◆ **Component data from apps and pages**
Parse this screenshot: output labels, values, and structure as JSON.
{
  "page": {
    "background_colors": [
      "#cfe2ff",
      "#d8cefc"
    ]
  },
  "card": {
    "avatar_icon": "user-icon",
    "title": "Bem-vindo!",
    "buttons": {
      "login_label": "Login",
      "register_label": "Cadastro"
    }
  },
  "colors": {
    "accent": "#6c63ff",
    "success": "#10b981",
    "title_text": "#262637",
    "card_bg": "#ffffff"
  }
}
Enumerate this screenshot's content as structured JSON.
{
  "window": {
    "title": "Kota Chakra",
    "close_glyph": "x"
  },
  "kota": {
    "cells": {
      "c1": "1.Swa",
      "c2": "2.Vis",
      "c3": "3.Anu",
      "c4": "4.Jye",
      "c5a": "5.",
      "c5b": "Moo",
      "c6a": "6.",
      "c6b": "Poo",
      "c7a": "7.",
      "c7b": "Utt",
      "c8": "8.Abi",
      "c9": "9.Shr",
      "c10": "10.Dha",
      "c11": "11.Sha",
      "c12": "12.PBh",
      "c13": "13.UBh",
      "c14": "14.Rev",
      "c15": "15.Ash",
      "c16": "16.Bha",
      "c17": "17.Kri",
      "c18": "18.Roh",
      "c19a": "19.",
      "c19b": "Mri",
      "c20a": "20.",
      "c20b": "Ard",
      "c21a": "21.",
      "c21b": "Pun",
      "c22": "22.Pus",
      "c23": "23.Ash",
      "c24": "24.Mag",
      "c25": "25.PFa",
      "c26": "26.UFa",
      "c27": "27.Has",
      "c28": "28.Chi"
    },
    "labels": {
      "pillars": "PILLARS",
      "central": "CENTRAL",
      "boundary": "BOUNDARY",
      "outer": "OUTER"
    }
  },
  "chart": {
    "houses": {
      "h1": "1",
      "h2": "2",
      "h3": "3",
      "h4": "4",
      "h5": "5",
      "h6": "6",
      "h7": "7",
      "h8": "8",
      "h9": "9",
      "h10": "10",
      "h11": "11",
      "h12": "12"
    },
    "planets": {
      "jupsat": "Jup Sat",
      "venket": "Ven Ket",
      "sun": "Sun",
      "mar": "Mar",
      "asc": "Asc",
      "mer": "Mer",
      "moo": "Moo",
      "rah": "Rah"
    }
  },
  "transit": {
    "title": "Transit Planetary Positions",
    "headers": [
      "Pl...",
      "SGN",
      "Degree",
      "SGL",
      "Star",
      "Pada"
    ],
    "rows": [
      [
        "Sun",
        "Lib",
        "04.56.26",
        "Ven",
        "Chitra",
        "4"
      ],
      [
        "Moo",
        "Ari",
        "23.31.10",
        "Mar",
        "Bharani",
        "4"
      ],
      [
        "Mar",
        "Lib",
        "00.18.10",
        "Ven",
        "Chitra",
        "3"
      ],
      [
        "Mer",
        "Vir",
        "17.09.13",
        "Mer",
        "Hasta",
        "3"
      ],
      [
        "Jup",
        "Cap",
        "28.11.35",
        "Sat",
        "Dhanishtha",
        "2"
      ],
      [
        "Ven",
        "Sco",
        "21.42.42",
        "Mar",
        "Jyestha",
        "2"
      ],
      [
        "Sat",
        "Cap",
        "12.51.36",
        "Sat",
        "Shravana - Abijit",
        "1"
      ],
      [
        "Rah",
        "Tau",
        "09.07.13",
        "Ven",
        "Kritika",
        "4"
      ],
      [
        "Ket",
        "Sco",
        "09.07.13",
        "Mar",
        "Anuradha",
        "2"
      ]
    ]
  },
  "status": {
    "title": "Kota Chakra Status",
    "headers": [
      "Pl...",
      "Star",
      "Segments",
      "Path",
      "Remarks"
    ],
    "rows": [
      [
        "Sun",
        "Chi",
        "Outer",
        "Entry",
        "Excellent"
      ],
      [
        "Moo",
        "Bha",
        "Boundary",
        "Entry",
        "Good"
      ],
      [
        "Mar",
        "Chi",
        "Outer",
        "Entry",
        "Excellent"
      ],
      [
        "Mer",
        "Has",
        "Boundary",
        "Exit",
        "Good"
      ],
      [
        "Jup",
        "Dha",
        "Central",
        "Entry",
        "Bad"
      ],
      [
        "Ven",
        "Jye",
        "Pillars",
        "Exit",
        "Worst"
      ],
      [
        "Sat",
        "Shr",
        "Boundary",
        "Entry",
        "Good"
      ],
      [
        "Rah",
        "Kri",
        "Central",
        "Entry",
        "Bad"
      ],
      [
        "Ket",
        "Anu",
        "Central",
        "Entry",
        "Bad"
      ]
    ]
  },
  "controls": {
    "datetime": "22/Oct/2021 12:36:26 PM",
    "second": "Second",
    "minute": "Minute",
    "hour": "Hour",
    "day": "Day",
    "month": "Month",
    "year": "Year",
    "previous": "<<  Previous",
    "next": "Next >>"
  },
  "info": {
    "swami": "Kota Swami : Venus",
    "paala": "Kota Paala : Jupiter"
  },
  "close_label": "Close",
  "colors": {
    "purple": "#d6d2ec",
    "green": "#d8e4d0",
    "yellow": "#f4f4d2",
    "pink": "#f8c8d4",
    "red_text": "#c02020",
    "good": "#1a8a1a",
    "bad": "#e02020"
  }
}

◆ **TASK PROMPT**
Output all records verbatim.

◆ **SOLUTION TO THIS TASK**
Parse this screenshot: output labels, values, and structure as JSON.
{
  "page": {
    "background_colors": [
      "#cfe2ff",
      "#d8cefc"
    ]
  },
  "card": {
    "avatar_icon": "user-icon",
    "title": "Bem-vindo!",
    "buttons": {
      "login_label": "Login",
      "register_label": "Cadastro"
    }
  },
  "colors": {
    "accent": "#6c63ff",
    "success": "#10b981",
    "title_text": "#262637",
    "card_bg": "#ffffff"
  }
}
Enumerate this screenshot's content as structured JSON.
{
  "window": {
    "title": "Kota Chakra",
    "close_glyph": "x"
  },
  "kota": {
    "cells": {
      "c1": "1.Swa",
      "c2": "2.Vis",
      "c3": "3.Anu",
      "c4": "4.Jye",
      "c5a": "5.",
      "c5b": "Moo",
      "c6a": "6.",
      "c6b": "Poo",
      "c7a": "7.",
      "c7b": "Utt",
      "c8": "8.Abi",
      "c9": "9.Shr",
      "c10": "10.Dha",
      "c11": "11.Sha",
      "c12": "12.PBh",
      "c13": "13.UBh",
      "c14": "14.Rev",
      "c15": "15.Ash",
      "c16": "16.Bha",
      "c17": "17.Kri",
      "c18": "18.Roh",
      "c19a": "19.",
      "c19b": "Mri",
      "c20a": "20.",
      "c20b": "Ard",
      "c21a": "21.",
      "c21b": "Pun",
      "c22": "22.Pus",
      "c23": "23.Ash",
      "c24": "24.Mag",
      "c25": "25.PFa",
      "c26": "26.UFa",
      "c27": "27.Has",
      "c28": "28.Chi"
    },
    "labels": {
      "pillars": "PILLARS",
      "central": "CENTRAL",
      "boundary": "BOUNDARY",
      "outer": "OUTER"
    }
  },
  "chart": {
    "houses": {
      "h1": "1",
      "h2": "2",
      "h3": "3",
      "h4": "4",
      "h5": "5",
      "h6": "6",
      "h7": "7",
      "h8": "8",
      "h9": "9",
      "h10": "10",
      "h11": "11",
      "h12": "12"
    },
    "planets": {
      "jupsat": "Jup Sat",
      "venket": "Ven Ket",
      "sun": "Sun",
      "mar": "Mar",
      "asc": "Asc",
      "mer": "Mer",
      "moo": "Moo",
      "rah": "Rah"
    }
  },
  "transit": {
    "title": "Transit Planetary Positions",
    "headers": [
      "Pl...",
      "SGN",
      "Degree",
      "SGL",
      "Star",
      "Pada"
    ],
    "rows": [
      [
        "Sun",
        "Lib",
        "04.56.26",
        "Ven",
        "Chitra",
        "4"
      ],
      [
        "Moo",
        "Ari",
        "23.31.10",
        "Mar",
        "Bharani",
        "4"
      ],
      [
        "Mar",
        "Lib",
        "00.18.10",
        "Ven",
        "Chitra",
        "3"
      ],
      [
        "Mer",
        "Vir",
        "17.09.13",
        "Mer",
        "Hasta",
        "3"
      ],
      [
        "Jup",
        "Cap",
        "28.11.35",
        "Sat",
        "Dhanishtha",
        "2"
      ],
      [
        "Ven",
        "Sco",
        "21.42.42",
        "Mar",
        "Jyestha",
        "2"
      ],
      [
        "Sat",
        "Cap",
        "12.51.36",
        "Sat",
        "Shravana - Abijit",
        "1"
      ],
      [
        "Rah",
        "Tau",
        "09.07.13",
        "Ven",
        "Kritika",
        "4"
      ],
      [
        "Ket",
        "Sco",
        "09.07.13",
        "Mar",
        "Anuradha",
        "2"
      ]
    ]
  },
  "status": {
    "title": "Kota Chakra Status",
    "headers": [
      "Pl...",
      "Star",
      "Segments",
      "Path",
      "Remarks"
    ],
    "rows": [
      [
        "Sun",
        "Chi",
        "Outer",
        "Entry",
        "Excellent"
      ],
      [
        "Moo",
        "Bha",
        "Boundary",
        "Entry",
        "Good"
      ],
      [
        "Mar",
        "Chi",
        "Outer",
        "Entry",
        "Excellent"
      ],
      [
        "Mer",
        "Has",
        "Boundary",
        "Exit",
        "Good"
      ],
      [
        "Jup",
        "Dha",
        "Central",
        "Entry",
        "Bad"
      ],
      [
        "Ven",
        "Jye",
        "Pillars",
        "Exit",
        "Worst"
      ],
      [
        "Sat",
        "Shr",
        "Boundary",
        "Entry",
        "Good"
      ],
      [
        "Rah",
        "Kri",
        "Central",
        "Entry",
        "Bad"
      ],
      [
        "Ket",
        "Anu",
        "Central",
        "Entry",
        "Bad"
      ]
    ]
  },
  "controls": {
    "datetime": "22/Oct/2021 12:36:26 PM",
    "second": "Second",
    "minute": "Minute",
    "hour": "Hour",
    "day": "Day",
    "month": "Month",
    "year": "Year",
    "previous": "<<  Previous",
    "next": "Next >>"
  },
  "info": {
    "swami": "Kota Swami : Venus",
    "paala": "Kota Paala : Jupiter"
  },
  "close_label": "Close",
  "colors": {
    "purple": "#d6d2ec",
    "green": "#d8e4d0",
    "yellow": "#f4f4d2",
    "pink": "#f8c8d4",
    "red_text": "#c02020",
    "good": "#1a8a1a",
    "bad": "#e02020"
  }
}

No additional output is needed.